Over the last twelve months, since the Khmer Republic became more deeply involved in the South East Asia War, the Soviet Union has drastically reduced it's aid and personnel in the country.
Over the last twelve months, since the Khmer Republic became more deeply involved in the South East Asia War, the Soviet Union has drastically reduced it's aid and personnel in the country. Previously, the Soviet presence in Phnom Penh, capital of Khmer Republic - formerly known as Cambodia - amounted to significant numbers of doctors, nurses, technicians and professors who staffed the Russian built hospital and school. Now, there are only a handful of Russians left, while all military aid to the Khmer Army has been cut off.
But the Soviets still run a cultural centre in Phnom Penh, which gives them a window on the local situation.
SYNOPSIS: The Soviet Union first exchanged ambassadors with Cambodia more than a decade ago. And one of the first things it did was to build this hospital. It cost the Russians over a million dollars. They also staffed it with dozens of doctors, nurses and technicians. But all that has changed now. In the past year most of the Russians have gone home. Today, there are only six left, including this doctor and his interpreter.
Yet losing the Russian doctors has not really bothered the Cambodians. Even though the patient load has doubled here since the war began, they still have enough trained personnel to get by. But what does upset them is the condition of the equipment in the hospital. It is all Russian, and ninety per cent of it is broken. The Cambodians could repair it if they had the spare parts, but the Russians have cut off the supply.
The Soviet Union also constructed this university complex and, while it is still in good shape, all the Russian professors who taught Soviet History and culture here have also gone. The Russians also spent millions equipping the Cambodian Army, but as with other aspects of Soviet Aid, there were other strings attached. The principal ones were spare parts and ammunition. Cambodian officers said there was never enough. The Russians did this deliberately, trying to keep the Cambodian Army on a leash jut in case it turned on the Communist forces operating in the country. And, when the war began, the Russians followed up this tactic by cutting off further military aid. The Cambodians found themselves saddled with a lot of gear that quickly became useless. Still, the Russians have not broken all their ties in Cambodia.

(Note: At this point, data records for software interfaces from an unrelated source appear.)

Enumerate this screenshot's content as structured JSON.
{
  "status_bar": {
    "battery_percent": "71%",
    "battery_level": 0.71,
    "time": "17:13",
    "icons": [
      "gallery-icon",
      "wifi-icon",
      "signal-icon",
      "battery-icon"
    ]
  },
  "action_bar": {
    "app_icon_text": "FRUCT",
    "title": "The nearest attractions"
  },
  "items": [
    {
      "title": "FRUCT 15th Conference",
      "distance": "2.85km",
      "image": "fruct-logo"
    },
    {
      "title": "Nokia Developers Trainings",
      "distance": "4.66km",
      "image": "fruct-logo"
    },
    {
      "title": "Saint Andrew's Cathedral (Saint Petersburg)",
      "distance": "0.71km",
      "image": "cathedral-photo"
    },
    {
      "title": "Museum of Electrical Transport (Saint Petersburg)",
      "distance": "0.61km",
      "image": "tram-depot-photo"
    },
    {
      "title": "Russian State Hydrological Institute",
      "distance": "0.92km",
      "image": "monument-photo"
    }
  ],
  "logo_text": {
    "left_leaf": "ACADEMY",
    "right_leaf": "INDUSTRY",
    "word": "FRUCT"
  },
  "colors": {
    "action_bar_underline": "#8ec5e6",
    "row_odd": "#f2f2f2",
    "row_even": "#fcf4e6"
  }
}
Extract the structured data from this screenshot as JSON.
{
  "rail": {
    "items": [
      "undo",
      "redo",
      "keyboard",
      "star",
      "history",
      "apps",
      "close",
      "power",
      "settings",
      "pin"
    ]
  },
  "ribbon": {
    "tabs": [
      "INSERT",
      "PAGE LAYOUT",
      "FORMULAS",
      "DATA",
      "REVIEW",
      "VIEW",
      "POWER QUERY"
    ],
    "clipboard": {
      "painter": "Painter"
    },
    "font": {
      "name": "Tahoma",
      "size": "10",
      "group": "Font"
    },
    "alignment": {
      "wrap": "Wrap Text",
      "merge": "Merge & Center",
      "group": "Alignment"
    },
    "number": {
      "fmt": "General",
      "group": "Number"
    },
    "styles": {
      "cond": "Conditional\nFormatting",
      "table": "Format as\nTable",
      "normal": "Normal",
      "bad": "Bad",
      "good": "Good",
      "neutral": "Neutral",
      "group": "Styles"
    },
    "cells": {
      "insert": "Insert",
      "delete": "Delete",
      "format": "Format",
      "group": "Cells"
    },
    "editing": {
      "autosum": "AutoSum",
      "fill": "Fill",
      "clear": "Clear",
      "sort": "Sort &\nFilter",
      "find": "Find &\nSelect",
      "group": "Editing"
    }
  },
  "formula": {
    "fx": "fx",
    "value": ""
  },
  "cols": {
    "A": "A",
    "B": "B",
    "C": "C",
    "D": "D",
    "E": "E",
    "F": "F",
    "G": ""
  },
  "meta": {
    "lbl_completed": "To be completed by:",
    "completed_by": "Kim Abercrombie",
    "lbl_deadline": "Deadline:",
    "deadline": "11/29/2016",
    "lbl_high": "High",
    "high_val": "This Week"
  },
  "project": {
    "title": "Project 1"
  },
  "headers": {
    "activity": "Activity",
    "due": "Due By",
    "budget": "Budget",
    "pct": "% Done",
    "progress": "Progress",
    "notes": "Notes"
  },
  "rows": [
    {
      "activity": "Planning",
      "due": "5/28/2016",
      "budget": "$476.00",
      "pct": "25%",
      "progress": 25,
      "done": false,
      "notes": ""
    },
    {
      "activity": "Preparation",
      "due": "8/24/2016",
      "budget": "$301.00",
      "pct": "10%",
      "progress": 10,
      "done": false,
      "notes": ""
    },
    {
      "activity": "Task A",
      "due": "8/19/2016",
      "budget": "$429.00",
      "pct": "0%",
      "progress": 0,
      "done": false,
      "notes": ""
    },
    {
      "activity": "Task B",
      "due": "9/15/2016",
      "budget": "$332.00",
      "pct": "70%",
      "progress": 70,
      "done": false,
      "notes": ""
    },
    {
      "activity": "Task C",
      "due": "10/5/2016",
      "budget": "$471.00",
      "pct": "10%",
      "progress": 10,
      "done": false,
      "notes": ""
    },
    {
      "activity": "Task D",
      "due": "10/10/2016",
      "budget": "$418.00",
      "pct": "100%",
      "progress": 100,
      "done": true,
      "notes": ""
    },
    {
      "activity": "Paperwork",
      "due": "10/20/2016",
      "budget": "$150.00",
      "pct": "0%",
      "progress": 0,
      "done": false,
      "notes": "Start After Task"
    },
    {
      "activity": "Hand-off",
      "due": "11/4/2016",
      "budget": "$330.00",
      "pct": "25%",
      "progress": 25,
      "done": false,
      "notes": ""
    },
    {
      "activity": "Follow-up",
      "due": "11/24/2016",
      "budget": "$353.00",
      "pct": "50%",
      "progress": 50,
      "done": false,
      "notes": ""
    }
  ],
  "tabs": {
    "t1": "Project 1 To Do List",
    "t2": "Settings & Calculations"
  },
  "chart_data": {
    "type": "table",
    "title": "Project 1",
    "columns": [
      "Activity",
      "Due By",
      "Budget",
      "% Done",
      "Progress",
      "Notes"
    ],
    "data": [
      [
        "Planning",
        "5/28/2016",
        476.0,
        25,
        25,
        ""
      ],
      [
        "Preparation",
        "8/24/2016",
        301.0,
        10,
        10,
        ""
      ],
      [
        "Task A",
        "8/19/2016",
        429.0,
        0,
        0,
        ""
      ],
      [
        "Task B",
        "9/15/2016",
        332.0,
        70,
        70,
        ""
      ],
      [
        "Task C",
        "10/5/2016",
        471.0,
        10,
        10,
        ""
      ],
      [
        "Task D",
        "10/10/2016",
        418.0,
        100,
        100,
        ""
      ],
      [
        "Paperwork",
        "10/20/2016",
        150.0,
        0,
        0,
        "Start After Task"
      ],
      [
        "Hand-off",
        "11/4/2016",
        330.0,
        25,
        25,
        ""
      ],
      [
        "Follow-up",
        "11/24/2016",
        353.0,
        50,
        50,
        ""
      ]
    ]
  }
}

They still run this cultural centre where they teach Russian to anyone who is interested. By staying they continue to report what's going on here in Phnom Penh. As for the Cambodians themselves, they want to keep the Russians around because they might be useful in the future in helping settle the war. But so far, the Russians have not given the Cambodians much encouragement.